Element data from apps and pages
☆ ☆ ☆ ☆
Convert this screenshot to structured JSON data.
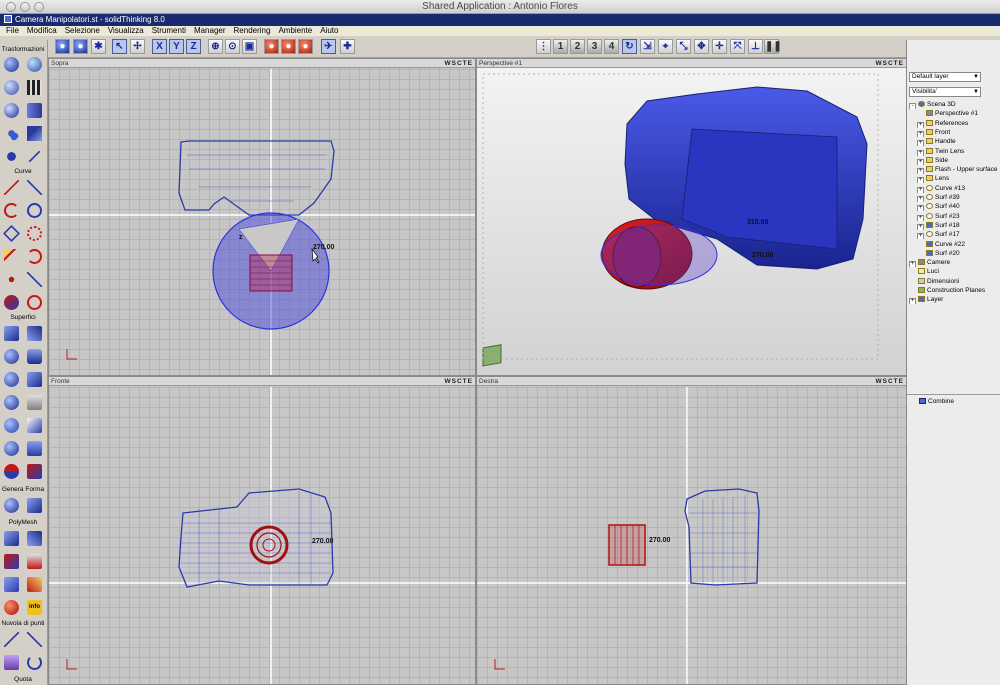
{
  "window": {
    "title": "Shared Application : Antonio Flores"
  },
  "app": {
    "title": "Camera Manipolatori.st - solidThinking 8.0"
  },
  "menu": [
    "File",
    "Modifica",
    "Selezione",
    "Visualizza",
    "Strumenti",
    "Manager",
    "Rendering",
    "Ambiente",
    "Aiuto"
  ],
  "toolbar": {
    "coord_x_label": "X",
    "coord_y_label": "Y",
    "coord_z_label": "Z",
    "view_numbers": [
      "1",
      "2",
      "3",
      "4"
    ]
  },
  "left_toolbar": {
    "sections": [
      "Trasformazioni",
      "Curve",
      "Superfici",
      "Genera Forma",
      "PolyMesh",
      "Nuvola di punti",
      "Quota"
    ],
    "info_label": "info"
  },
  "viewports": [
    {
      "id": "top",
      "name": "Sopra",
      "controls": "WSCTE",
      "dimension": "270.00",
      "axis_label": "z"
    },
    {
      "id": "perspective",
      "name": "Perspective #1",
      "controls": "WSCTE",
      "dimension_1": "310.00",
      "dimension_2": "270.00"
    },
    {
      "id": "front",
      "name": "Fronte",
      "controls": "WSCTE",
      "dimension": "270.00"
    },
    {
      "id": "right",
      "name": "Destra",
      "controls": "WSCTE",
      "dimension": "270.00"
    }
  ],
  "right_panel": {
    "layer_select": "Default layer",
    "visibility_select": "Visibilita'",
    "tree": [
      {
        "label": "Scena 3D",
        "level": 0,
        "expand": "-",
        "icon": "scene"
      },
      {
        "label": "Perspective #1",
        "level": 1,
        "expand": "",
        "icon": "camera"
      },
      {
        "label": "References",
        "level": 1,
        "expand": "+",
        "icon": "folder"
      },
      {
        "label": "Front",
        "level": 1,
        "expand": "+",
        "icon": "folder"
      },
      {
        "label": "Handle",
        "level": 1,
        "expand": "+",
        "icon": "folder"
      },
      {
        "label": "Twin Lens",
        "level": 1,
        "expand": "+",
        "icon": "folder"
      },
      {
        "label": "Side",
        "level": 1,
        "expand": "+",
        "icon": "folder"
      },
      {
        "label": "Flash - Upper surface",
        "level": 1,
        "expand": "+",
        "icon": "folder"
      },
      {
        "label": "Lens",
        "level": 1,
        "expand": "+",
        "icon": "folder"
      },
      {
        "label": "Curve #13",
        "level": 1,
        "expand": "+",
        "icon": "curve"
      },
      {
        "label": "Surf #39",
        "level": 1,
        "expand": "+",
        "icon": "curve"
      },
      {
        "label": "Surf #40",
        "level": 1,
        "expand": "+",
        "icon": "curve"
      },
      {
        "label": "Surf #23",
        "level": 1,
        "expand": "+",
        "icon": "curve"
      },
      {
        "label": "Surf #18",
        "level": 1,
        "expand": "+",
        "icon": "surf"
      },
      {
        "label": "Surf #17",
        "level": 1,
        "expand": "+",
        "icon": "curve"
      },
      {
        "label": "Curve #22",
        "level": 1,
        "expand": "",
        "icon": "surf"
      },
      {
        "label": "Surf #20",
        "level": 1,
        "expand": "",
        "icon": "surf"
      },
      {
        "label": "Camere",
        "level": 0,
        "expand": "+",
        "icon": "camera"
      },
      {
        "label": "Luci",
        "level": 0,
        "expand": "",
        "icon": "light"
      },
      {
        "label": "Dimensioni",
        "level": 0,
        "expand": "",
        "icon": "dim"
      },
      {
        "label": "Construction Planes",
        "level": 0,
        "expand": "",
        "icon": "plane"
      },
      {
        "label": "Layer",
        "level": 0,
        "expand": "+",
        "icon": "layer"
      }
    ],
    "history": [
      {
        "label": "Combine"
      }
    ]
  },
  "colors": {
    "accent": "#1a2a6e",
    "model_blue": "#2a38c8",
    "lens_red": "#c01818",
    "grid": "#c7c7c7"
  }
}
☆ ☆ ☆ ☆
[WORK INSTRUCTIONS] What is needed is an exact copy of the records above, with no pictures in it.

[OUTPUT OF THE EXERCISE]
Convert this screenshot to structured JSON data.
{
  "window": {
    "title": "Shared Application : Antonio Flores"
  },
  "app": {
    "title": "Camera Manipolatori.st - solidThinking 8.0"
  },
  "menu": [
    "File",
    "Modifica",
    "Selezione",
    "Visualizza",
    "Strumenti",
    "Manager",
    "Rendering",
    "Ambiente",
    "Aiuto"
  ],
  "toolbar": {
    "coord_x_label": "X",
    "coord_y_label": "Y",
    "coord_z_label": "Z",
    "view_numbers": [
      "1",
      "2",
      "3",
      "4"
    ]
  },
  "left_toolbar": {
    "sections": [
      "Trasformazioni",
      "Curve",
      "Superfici",
      "Genera Forma",
      "PolyMesh",
      "Nuvola di punti",
      "Quota"
    ],
    "info_label": "info"
  },
  "viewports": [
    {
      "id": "top",
      "name": "Sopra",
      "controls": "WSCTE",
      "dimension": "270.00",
      "axis_label": "z"
    },
    {
      "id": "perspective",
      "name": "Perspective #1",
      "controls": "WSCTE",
      "dimension_1": "310.00",
      "dimension_2": "270.00"
    },
    {
      "id": "front",
      "name": "Fronte",
      "controls": "WSCTE",
      "dimension": "270.00"
    },
    {
      "id": "right",
      "name": "Destra",
      "controls": "WSCTE",
      "dimension": "270.00"
    }
  ],
  "right_panel": {
    "layer_select": "Default layer",
    "visibility_select": "Visibilita'",
    "tree": [
      {
        "label": "Scena 3D",
        "level": 0,
        "expand": "-",
        "icon": "scene"
      },
      {
        "label": "Perspective #1",
        "level": 1,
        "expand": "",
        "icon": "camera"
      },
      {
        "label": "References",
        "level": 1,
        "expand": "+",
        "icon": "folder"
      },
      {
        "label": "Front",
        "level": 1,
        "expand": "+",
        "icon": "folder"
      },
      {
        "label": "Handle",
        "level": 1,
        "expand": "+",
        "icon": "folder"
      },
      {
        "label": "Twin Lens",
        "level": 1,
        "expand": "+",
        "icon": "folder"
      },
      {
        "label": "Side",
        "level": 1,
        "expand": "+",
        "icon": "folder"
      },
      {
        "label": "Flash - Upper surface",
        "level": 1,
        "expand": "+",
        "icon": "folder"
      },
      {
        "label": "Lens",
        "level": 1,
        "expand": "+",
        "icon": "folder"
      },
      {
        "label": "Curve #13",
        "level": 1,
        "expand": "+",
        "icon": "curve"
      },
      {
        "label": "Surf #39",
        "level": 1,
        "expand": "+",
        "icon": "curve"
      },
      {
        "label": "Surf #40",
        "level": 1,
        "expand": "+",
        "icon": "curve"
      },
      {
        "label": "Surf #23",
        "level": 1,
        "expand": "+",
        "icon": "curve"
      },
      {
        "label": "Surf #18",
        "level": 1,
        "expand": "+",
        "icon": "surf"
      },
      {
        "label": "Surf #17",
        "level": 1,
        "expand": "+",
        "icon": "curve"
      },
      {
        "label": "Curve #22",
        "level": 1,
        "expand": "",
        "icon": "surf"
      },
      {
        "label": "Surf #20",
        "level": 1,
        "expand": "",
        "icon": "surf"
      },
      {
        "label": "Camere",
        "level": 0,
        "expand": "+",
        "icon": "camera"
      },
      {
        "label": "Luci",
        "level": 0,
        "expand": "",
        "icon": "light"
      },
      {
        "label": "Dimensioni",
        "level": 0,
        "expand": "",
        "icon": "dim"
      },
      {
        "label": "Construction Planes",
        "level": 0,
        "expand": "",
        "icon": "plane"
      },
      {
        "label": "Layer",
        "level": 0,
        "expand": "+",
        "icon": "layer"
      }
    ],
    "history": [
      {
        "label": "Combine"
      }
    ]
  },
  "colors": {
    "accent": "#1a2a6e",
    "model_blue": "#2a38c8",
    "lens_red": "#c01818",
    "grid": "#c7c7c7"
  }
}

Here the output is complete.